▶ Problem to work on
Look through the entries below and say how many lines contain the string "efficiency". Give the number only.

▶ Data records

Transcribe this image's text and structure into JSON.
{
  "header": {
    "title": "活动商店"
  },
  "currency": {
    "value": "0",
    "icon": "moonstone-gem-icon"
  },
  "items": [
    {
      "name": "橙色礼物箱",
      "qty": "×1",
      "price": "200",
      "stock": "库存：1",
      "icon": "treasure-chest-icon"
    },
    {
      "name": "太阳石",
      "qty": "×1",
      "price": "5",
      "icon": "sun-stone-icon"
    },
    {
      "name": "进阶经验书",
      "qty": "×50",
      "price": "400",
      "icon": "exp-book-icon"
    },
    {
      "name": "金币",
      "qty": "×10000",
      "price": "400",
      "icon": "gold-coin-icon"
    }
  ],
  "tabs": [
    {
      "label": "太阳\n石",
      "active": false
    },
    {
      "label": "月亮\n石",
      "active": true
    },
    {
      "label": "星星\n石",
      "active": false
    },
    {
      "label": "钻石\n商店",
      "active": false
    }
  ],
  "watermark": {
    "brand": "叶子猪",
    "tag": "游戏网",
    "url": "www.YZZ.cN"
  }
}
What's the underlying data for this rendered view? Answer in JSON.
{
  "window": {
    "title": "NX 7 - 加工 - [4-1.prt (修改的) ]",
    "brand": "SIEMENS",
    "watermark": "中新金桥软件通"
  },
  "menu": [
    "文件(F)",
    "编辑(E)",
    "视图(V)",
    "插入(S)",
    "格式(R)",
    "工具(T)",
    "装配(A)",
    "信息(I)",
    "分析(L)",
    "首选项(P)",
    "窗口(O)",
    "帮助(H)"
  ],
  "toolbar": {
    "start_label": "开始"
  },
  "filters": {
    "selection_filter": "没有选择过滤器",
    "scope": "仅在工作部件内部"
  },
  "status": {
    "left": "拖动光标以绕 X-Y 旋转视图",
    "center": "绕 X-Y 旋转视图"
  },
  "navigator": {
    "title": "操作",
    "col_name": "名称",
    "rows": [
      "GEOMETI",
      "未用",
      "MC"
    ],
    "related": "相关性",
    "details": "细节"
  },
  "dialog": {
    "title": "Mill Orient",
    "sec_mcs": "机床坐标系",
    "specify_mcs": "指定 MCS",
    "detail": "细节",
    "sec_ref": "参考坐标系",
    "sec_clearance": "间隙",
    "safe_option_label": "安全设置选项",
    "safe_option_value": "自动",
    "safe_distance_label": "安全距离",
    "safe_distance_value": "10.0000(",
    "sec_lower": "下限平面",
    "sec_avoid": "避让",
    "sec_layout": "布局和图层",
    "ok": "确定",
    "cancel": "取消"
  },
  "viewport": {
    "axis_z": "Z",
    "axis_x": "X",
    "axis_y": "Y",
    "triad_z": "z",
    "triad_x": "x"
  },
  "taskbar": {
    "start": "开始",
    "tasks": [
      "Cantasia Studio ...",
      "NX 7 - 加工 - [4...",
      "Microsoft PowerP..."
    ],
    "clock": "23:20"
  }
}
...
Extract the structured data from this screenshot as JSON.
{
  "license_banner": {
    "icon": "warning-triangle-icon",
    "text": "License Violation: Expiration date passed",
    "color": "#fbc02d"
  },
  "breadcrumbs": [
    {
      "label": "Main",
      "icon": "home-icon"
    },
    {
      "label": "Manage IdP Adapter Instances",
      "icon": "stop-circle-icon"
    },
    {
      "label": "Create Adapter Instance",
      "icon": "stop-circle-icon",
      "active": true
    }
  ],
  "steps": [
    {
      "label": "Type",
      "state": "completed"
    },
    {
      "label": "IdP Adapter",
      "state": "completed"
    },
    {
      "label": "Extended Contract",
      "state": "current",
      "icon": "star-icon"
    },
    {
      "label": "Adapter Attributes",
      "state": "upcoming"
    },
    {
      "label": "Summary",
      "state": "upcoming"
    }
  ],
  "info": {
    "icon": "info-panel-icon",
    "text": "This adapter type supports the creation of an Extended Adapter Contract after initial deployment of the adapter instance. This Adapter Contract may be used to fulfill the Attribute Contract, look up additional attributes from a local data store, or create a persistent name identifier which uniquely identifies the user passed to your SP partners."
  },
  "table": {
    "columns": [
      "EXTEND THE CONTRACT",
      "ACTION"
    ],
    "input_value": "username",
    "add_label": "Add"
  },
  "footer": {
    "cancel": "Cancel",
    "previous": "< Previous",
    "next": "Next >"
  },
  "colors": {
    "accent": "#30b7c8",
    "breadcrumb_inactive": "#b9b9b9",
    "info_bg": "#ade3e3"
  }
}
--
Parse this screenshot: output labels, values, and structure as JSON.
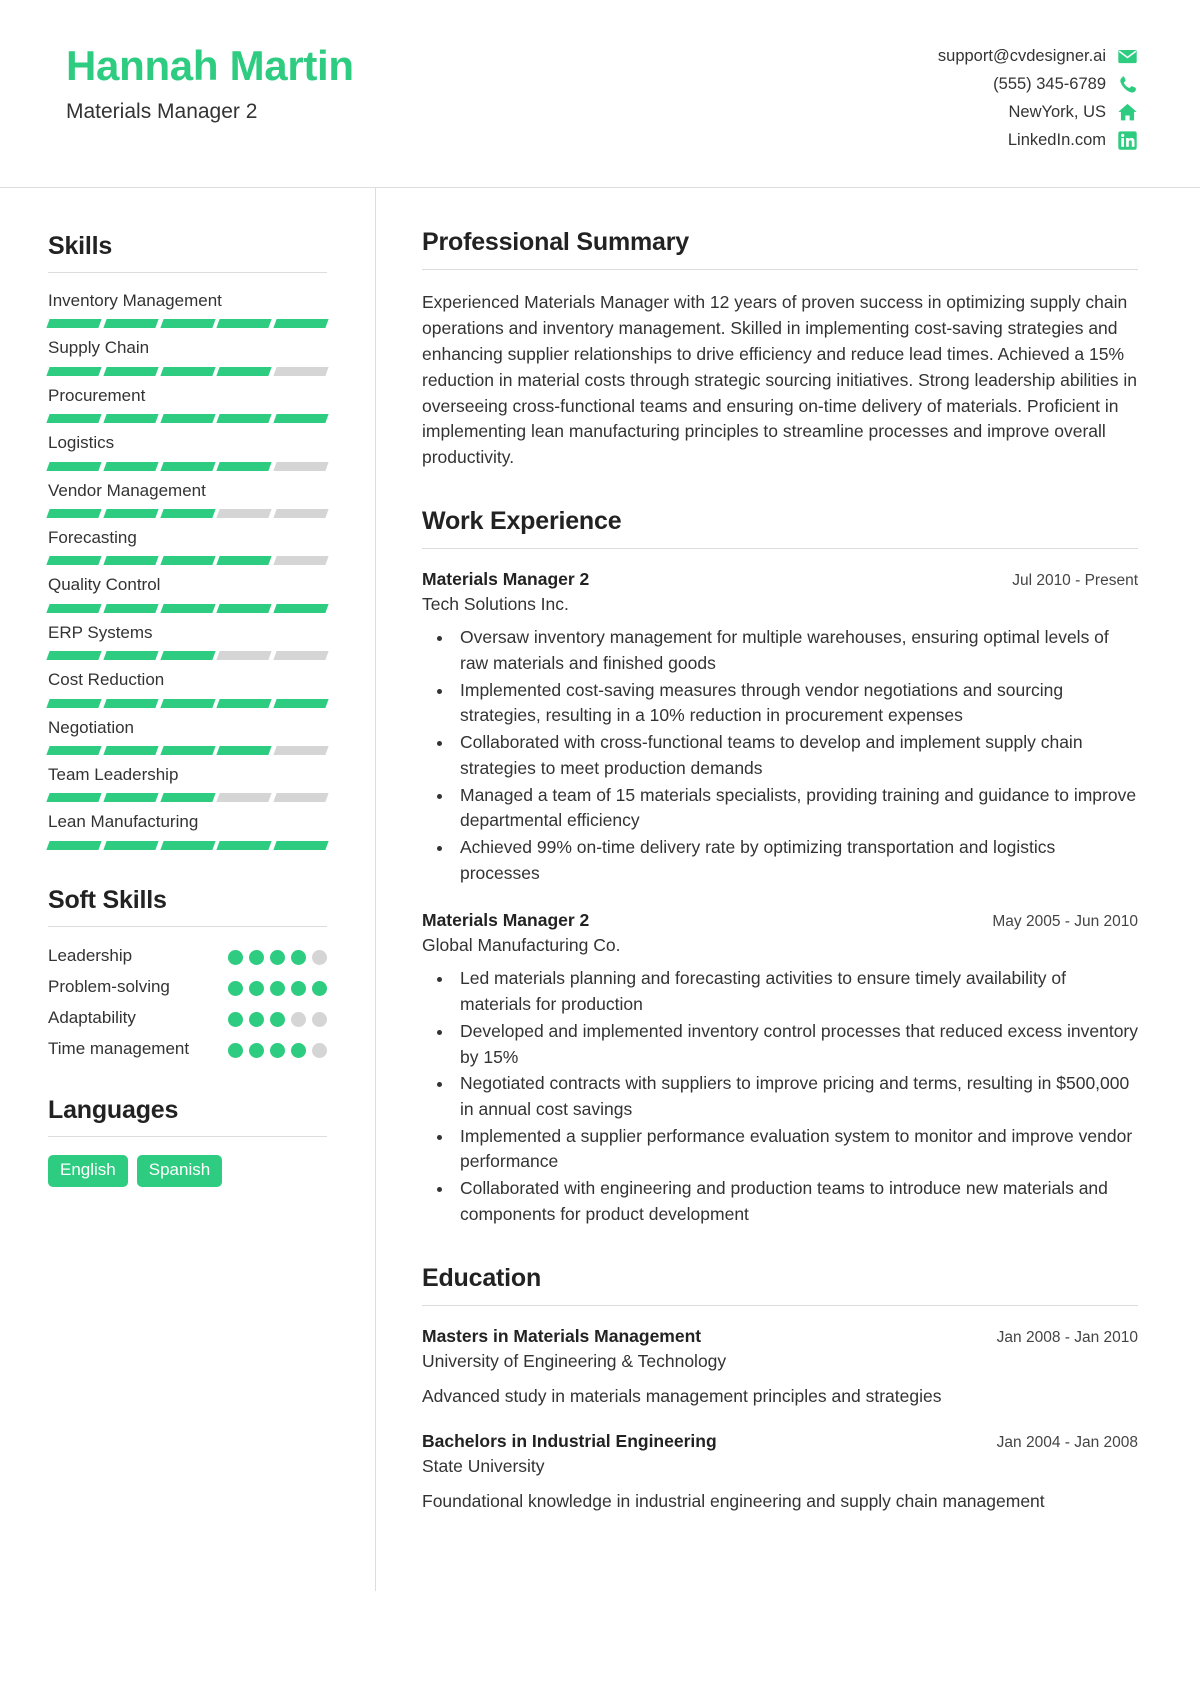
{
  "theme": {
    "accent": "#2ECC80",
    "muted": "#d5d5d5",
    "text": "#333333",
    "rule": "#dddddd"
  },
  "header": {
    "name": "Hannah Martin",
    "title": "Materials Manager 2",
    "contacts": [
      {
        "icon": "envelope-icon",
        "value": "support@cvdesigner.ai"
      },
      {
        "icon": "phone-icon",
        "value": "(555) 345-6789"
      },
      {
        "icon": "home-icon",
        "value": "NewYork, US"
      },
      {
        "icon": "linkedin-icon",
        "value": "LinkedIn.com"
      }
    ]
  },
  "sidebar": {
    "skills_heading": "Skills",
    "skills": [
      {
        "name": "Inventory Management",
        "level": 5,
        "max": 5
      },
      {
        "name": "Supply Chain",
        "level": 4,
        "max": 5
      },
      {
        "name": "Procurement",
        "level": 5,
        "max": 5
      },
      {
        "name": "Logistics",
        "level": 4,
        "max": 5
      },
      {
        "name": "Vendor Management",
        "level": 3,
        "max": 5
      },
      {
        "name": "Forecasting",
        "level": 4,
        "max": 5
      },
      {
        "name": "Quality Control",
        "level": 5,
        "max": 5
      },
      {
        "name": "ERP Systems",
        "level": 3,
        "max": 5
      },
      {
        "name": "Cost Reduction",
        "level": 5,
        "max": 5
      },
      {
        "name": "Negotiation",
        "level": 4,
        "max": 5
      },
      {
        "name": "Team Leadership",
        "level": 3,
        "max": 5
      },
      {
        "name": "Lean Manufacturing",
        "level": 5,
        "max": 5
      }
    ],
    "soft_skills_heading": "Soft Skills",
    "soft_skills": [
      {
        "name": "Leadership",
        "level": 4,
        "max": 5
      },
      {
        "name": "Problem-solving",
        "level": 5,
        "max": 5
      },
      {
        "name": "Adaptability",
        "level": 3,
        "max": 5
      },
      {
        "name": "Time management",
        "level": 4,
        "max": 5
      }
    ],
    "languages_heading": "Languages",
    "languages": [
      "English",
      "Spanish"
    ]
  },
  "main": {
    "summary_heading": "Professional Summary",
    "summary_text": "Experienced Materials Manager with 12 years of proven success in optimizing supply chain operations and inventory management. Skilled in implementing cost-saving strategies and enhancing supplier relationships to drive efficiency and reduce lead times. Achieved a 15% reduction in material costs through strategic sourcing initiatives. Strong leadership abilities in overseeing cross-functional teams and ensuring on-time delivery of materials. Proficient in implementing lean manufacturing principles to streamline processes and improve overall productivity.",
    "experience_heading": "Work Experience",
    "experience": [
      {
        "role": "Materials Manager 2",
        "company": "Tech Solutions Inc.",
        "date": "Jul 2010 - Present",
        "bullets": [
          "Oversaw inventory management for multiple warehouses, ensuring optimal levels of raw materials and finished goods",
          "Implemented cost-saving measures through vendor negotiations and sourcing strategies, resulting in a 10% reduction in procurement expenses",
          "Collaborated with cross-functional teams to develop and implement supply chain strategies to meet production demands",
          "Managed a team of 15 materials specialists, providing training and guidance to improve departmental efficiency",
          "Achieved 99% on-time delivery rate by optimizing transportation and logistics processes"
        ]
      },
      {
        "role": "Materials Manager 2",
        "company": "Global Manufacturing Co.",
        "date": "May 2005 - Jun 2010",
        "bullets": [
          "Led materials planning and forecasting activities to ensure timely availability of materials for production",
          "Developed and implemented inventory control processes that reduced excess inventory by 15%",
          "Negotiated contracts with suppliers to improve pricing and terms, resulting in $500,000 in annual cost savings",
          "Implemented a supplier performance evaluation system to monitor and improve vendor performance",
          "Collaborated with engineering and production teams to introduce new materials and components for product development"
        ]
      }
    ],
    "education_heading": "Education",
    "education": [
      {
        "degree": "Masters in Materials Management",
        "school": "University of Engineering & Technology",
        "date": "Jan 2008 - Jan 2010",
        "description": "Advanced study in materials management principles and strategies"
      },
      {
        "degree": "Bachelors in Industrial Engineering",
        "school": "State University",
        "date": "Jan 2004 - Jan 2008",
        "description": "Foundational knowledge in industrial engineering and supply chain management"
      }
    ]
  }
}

▶ Result of the task
2